Welcome to the Expo! This blog will trace my path through Italy as part of my Global Synergy research grant through Purdue University’s College of Liberal Arts, that enabled me to study the relationship between transnational American food and design. To begin, I want to give you some brief details about the expo. The Expo, or World’s Fair, has been widely attended for more than a century, with new countries each year in the spotlight as the world’s hosts. Most expos function very similarly – with a complex of national and host pavilions, perhaps a theme, and daily attendance by local and global visitors. You spend the day, meet new people, but leave with an eagerness to travel more abroad and in the host country as well. This year Milan, Italy offered something entirely new – the theme “Food for Life,” which meant connecting the lifeblood of Italian culture with the world’s greatest environmental and social challenges – starvation, climate change, high population density, and mass processed foods. Each country offered their perspective on food, blending conceptual art, technology, and design to compose a national vision of the topic at hand. Between now and October 31 (when the Expo is completed), I will update this blog with my experiences, telling my digital story of the foods I consumed, the contacts I made, and how it shaped my research and teaching.
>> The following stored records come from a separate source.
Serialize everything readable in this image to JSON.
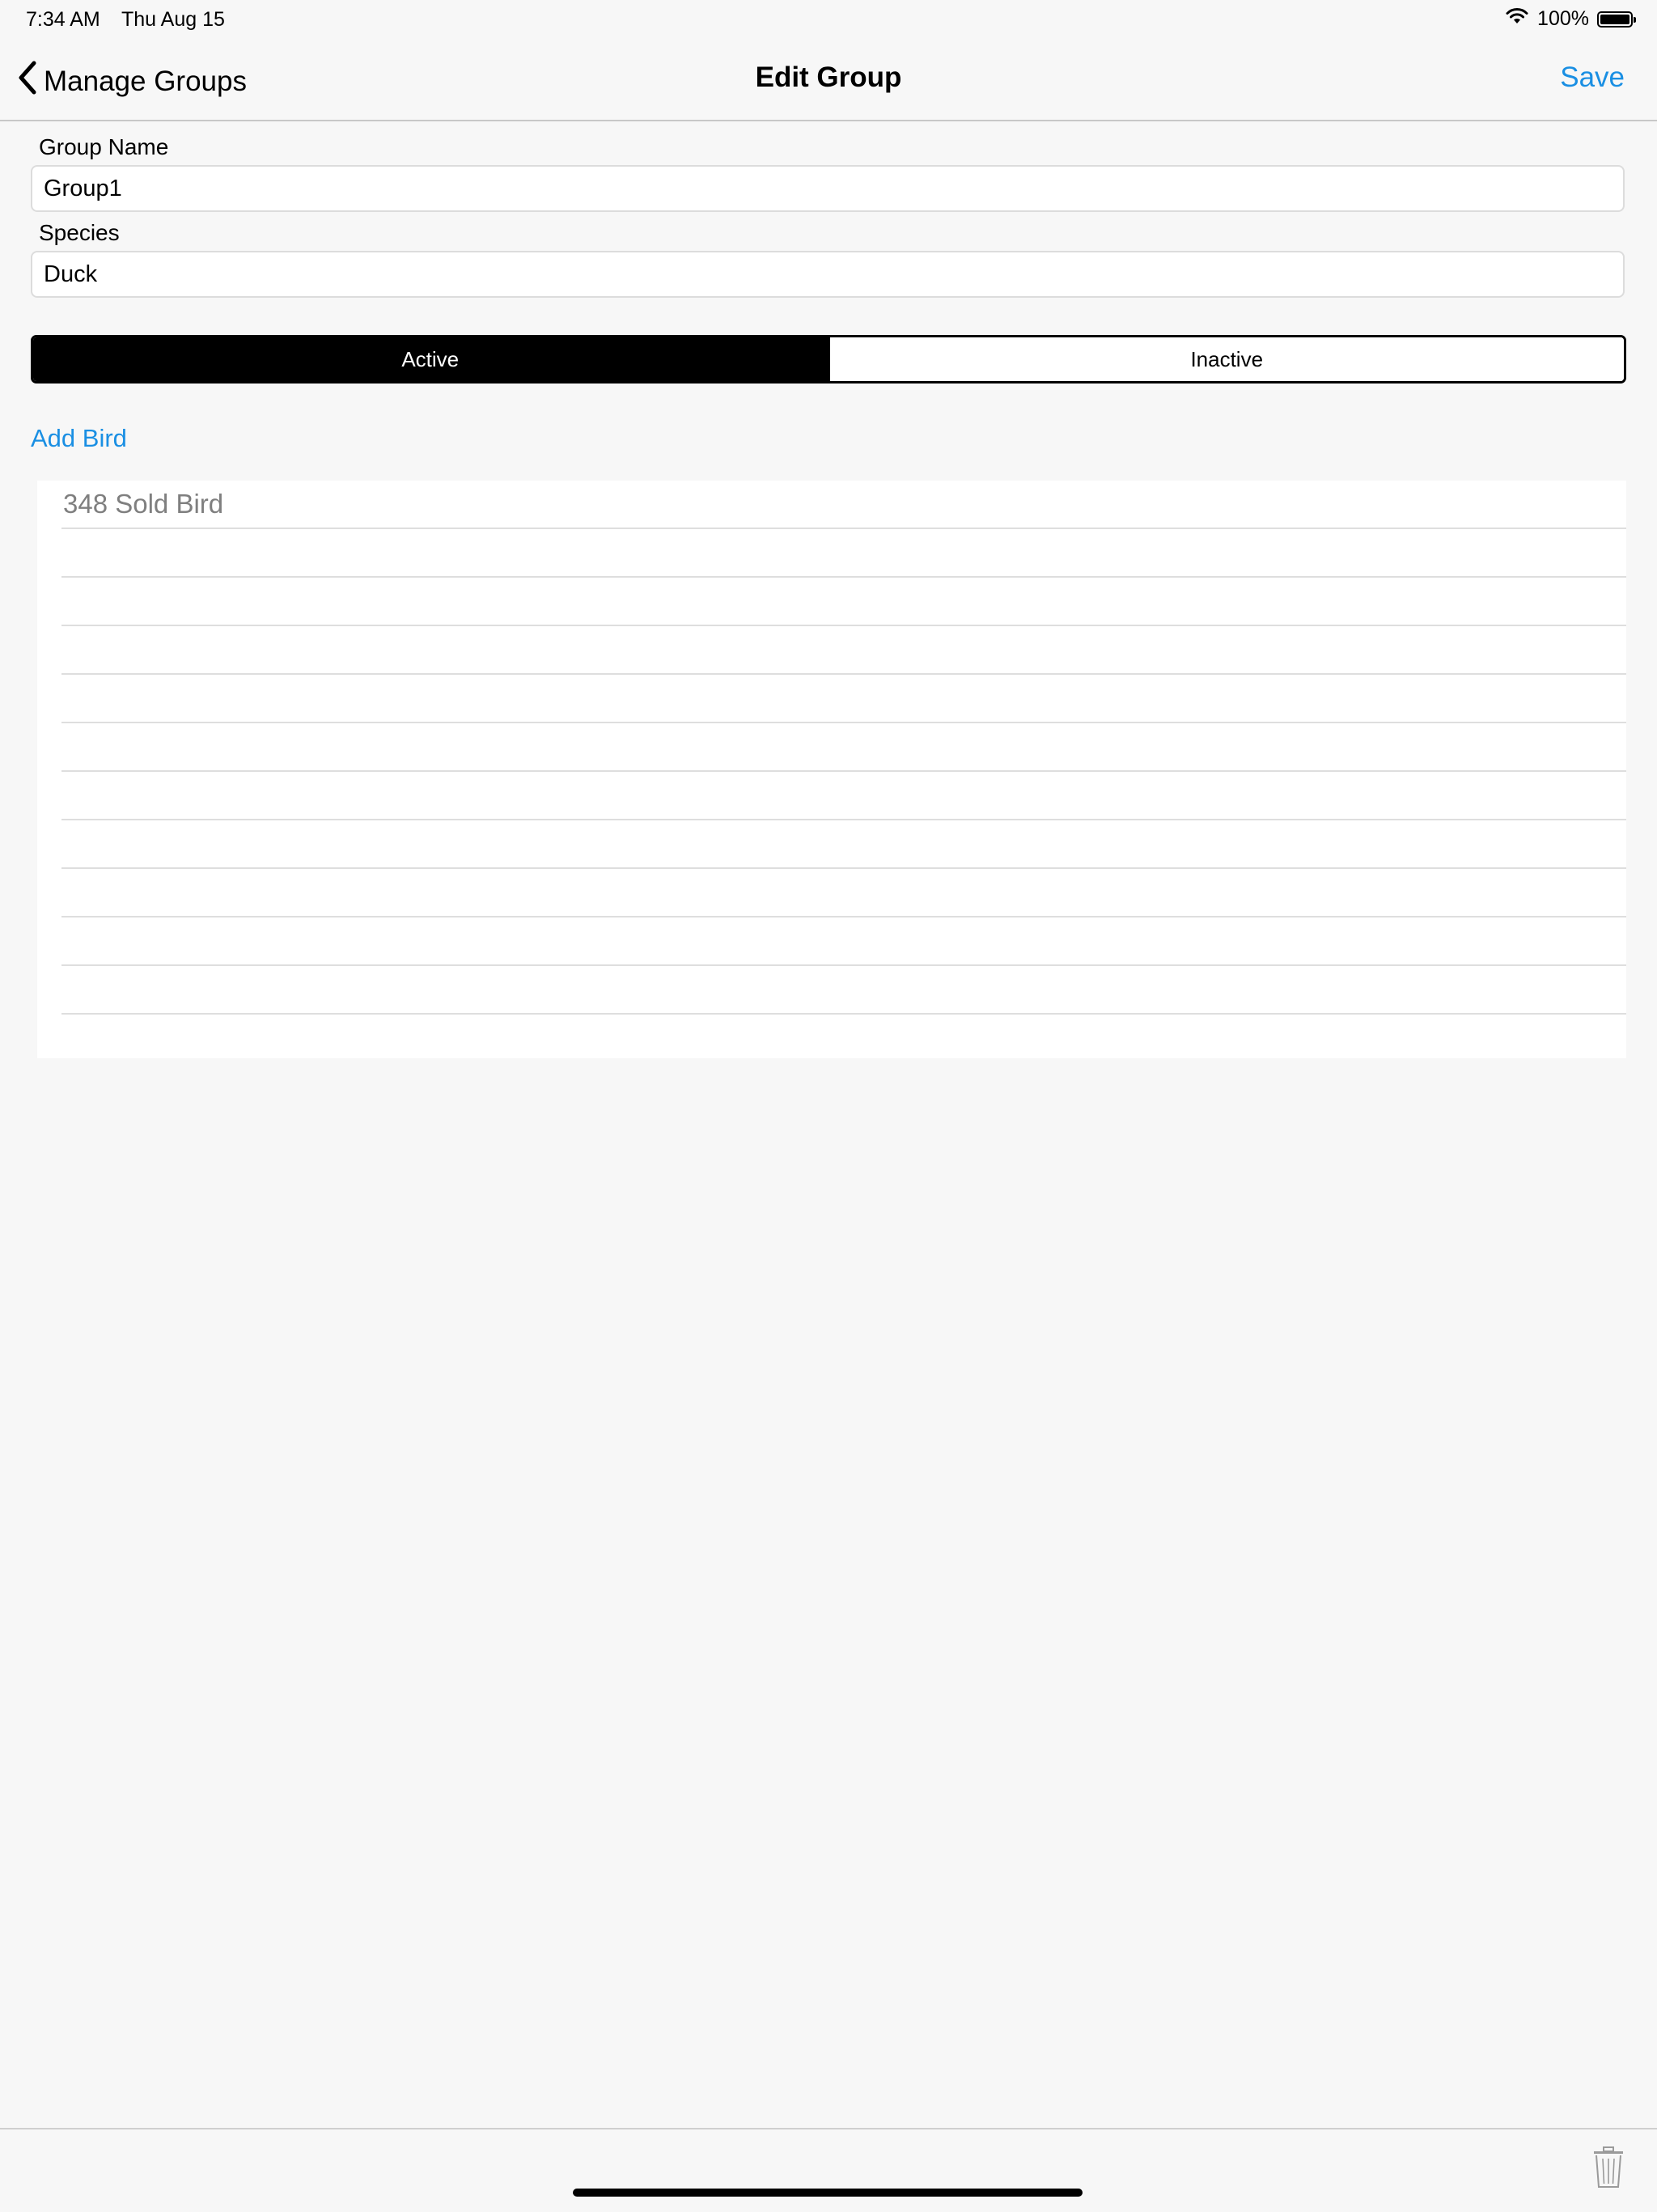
{
  "status_bar": {
    "time": "7:34 AM",
    "date": "Thu Aug 15",
    "battery_text": "100%",
    "battery_level": 1.0
  },
  "nav": {
    "back_label": "Manage Groups",
    "title": "Edit Group",
    "save_label": "Save"
  },
  "form": {
    "group_name_label": "Group Name",
    "group_name_value": "Group1",
    "species_label": "Species",
    "species_value": "Duck"
  },
  "segments": {
    "active_label": "Active",
    "inactive_label": "Inactive",
    "selected": "Active"
  },
  "add_bird_label": "Add Bird",
  "birds": [
    "348 Sold Bird",
    "",
    "",
    "",
    "",
    "",
    "",
    "",
    "",
    "",
    "",
    ""
  ],
  "icons": {
    "back": "chevron-left-icon",
    "wifi": "wifi-icon",
    "battery": "battery-icon",
    "trash": "trash-icon"
  },
  "colors": {
    "accent": "#1a8fe3",
    "background": "#f7f7f7",
    "selected_segment": "#000000"
  }
}
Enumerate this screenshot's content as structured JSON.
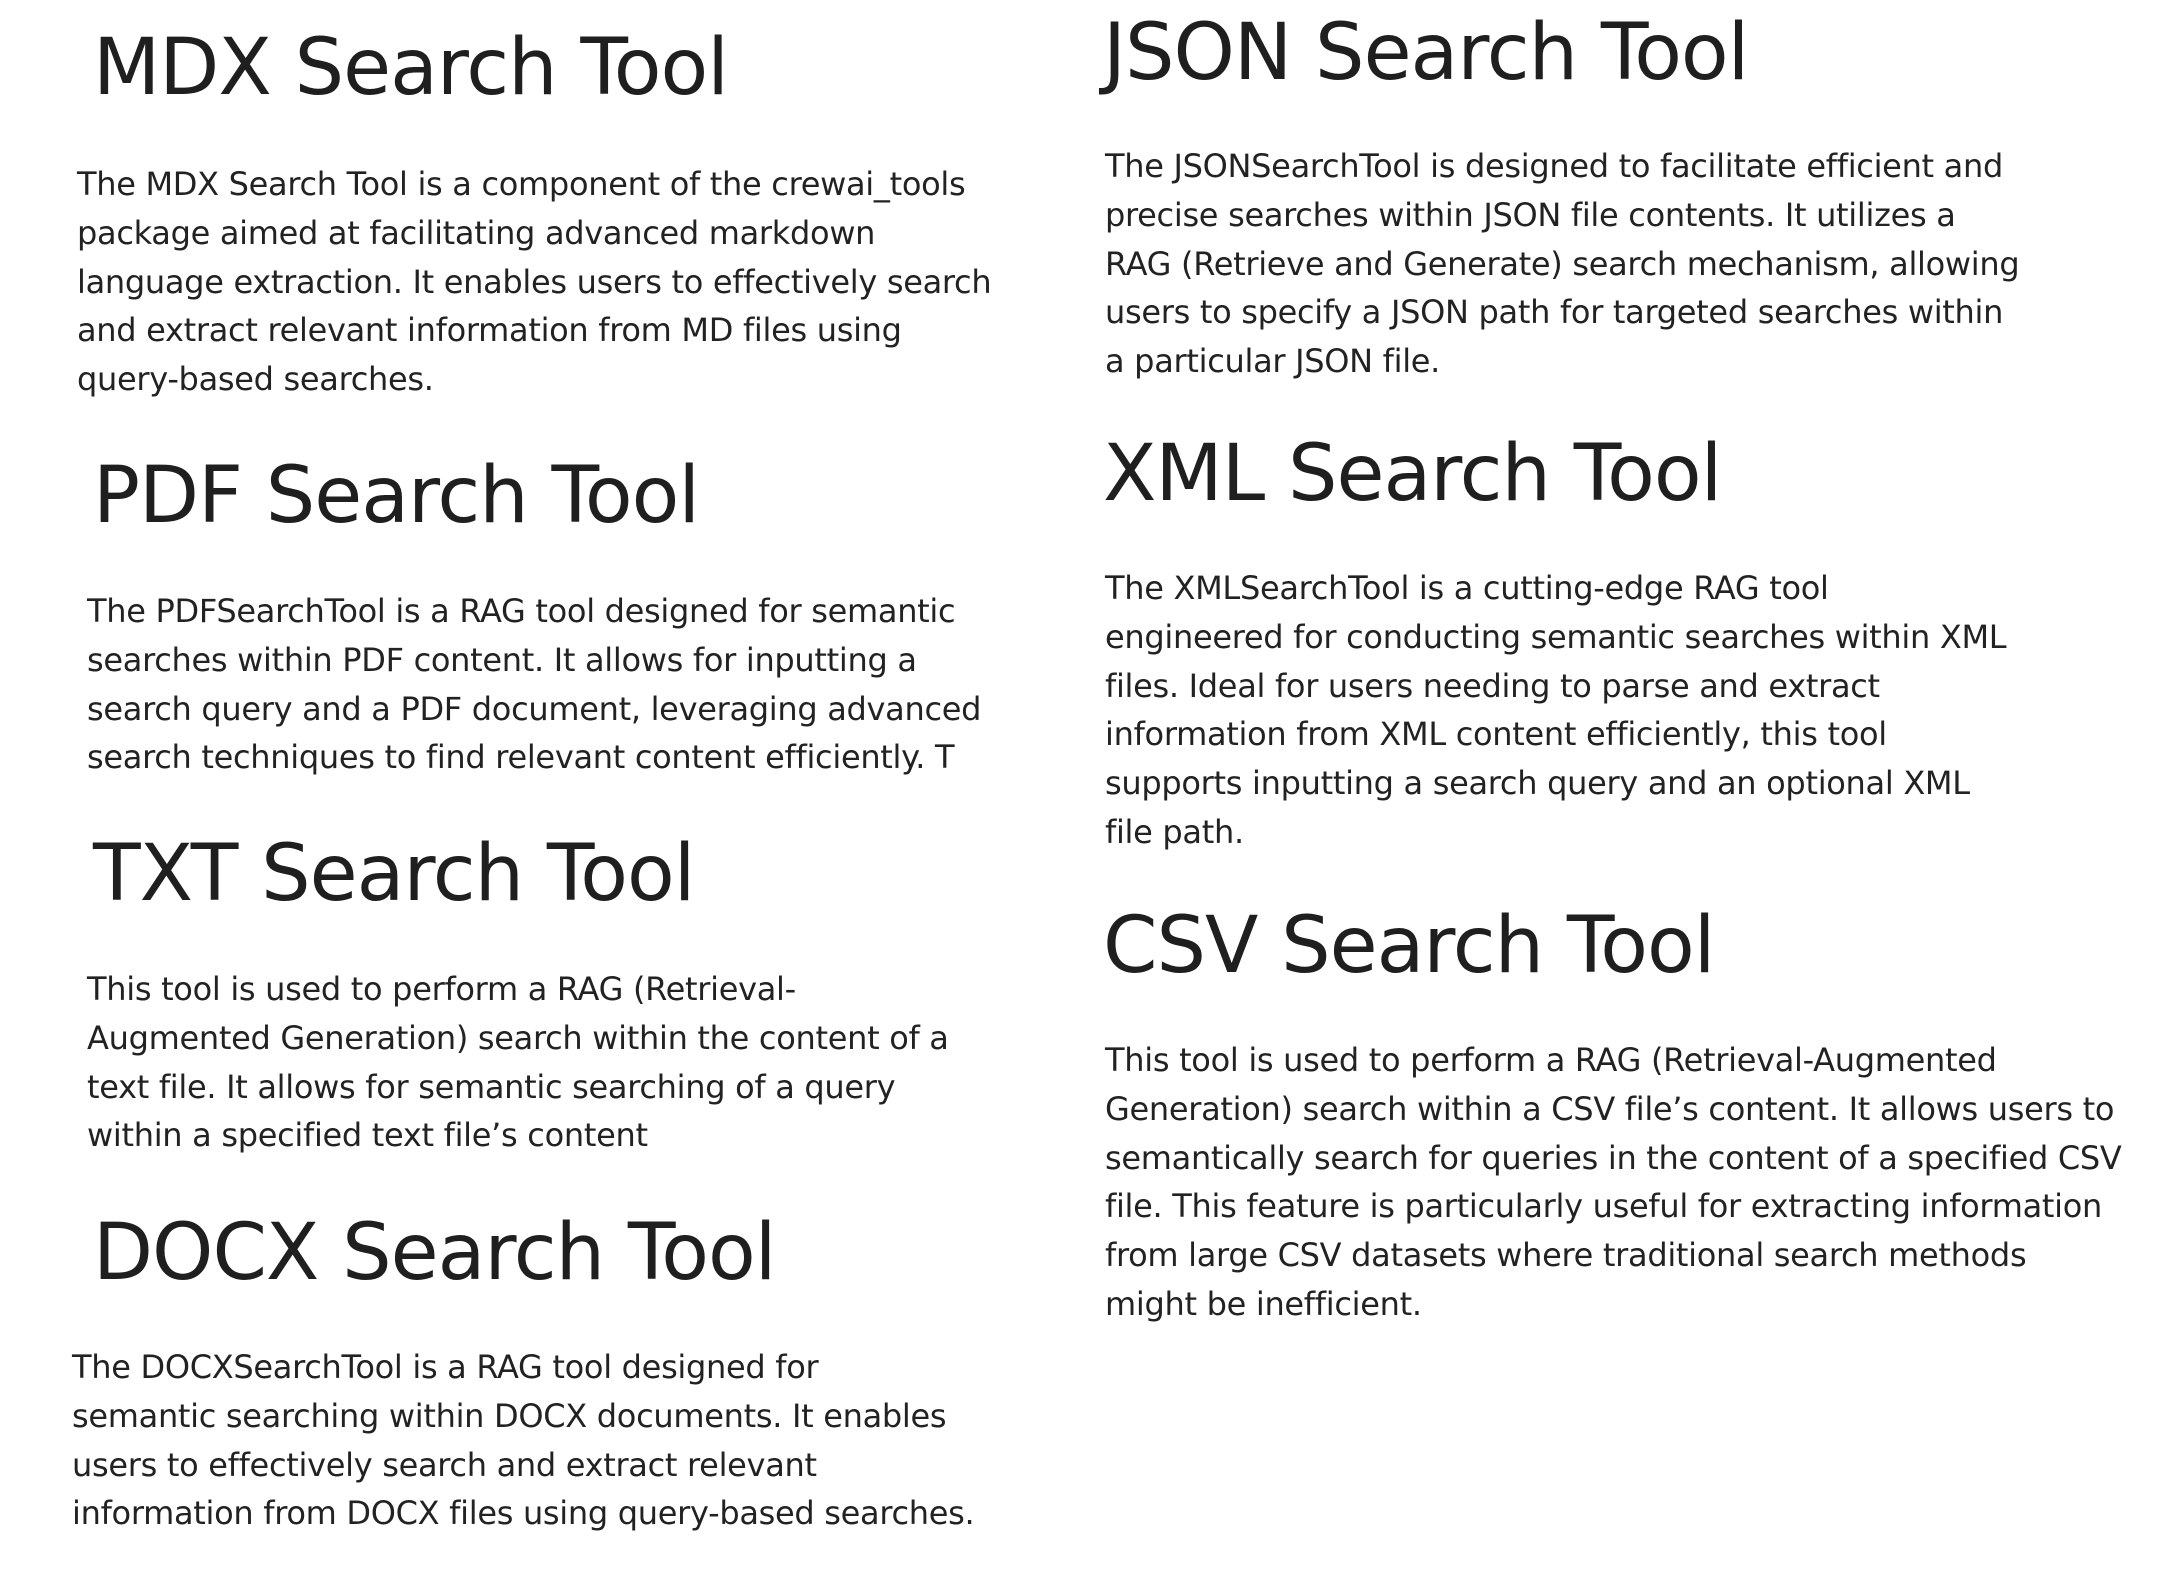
{
  "sections": {
    "mdx": {
      "heading": "MDX Search Tool",
      "lines": [
        "The MDX Search Tool is a component of the crewai_tools",
        "package aimed at facilitating advanced markdown",
        "language extraction. It enables users to effectively search",
        "and extract relevant information from MD files using",
        "query-based searches."
      ]
    },
    "pdf": {
      "heading": "PDF Search Tool",
      "lines": [
        "The PDFSearchTool is a RAG tool designed for semantic",
        "searches within PDF content. It allows for inputting a",
        "search query and a PDF document, leveraging advanced",
        "search techniques to find relevant content efficiently. T"
      ]
    },
    "txt": {
      "heading": "TXT Search Tool",
      "lines": [
        "This tool is used to perform a RAG (Retrieval-",
        "Augmented Generation) search within the content of a",
        "text file. It allows for semantic searching of a query",
        "within a specified text file’s content"
      ]
    },
    "docx": {
      "heading": "DOCX Search Tool",
      "lines": [
        "The DOCXSearchTool is a RAG tool designed for",
        "semantic searching within DOCX documents. It enables",
        "users to effectively search and extract relevant",
        "information from DOCX files using query-based searches."
      ]
    },
    "json": {
      "heading": "JSON Search Tool",
      "lines": [
        "The JSONSearchTool is designed to facilitate efficient and",
        "precise searches within JSON file contents. It utilizes a",
        "RAG (Retrieve and Generate) search mechanism, allowing",
        "users to specify a JSON path for targeted searches within",
        "a particular JSON file."
      ]
    },
    "xml": {
      "heading": "XML Search Tool",
      "lines": [
        "The XMLSearchTool is a cutting-edge RAG tool",
        "engineered for conducting semantic searches within XML",
        "files. Ideal for users needing to parse and extract",
        "information from XML content efficiently, this tool",
        "supports inputting a search query and an optional XML",
        "file path."
      ]
    },
    "csv": {
      "heading": "CSV Search Tool",
      "lines": [
        "This tool is used to perform a RAG (Retrieval-Augmented",
        "Generation) search within a CSV file’s content. It allows users to",
        "semantically search for queries in the content of a specified CSV",
        "file. This feature is particularly useful for extracting information",
        "from large CSV datasets where traditional search methods",
        "might be inefficient."
      ]
    }
  }
}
To begin, here is a floor shot of China’s pavilion “Land of Hope” in which LED colors change fluidly to compose an ever-changing landscape of agriculture in shape of China’s undulating architecture.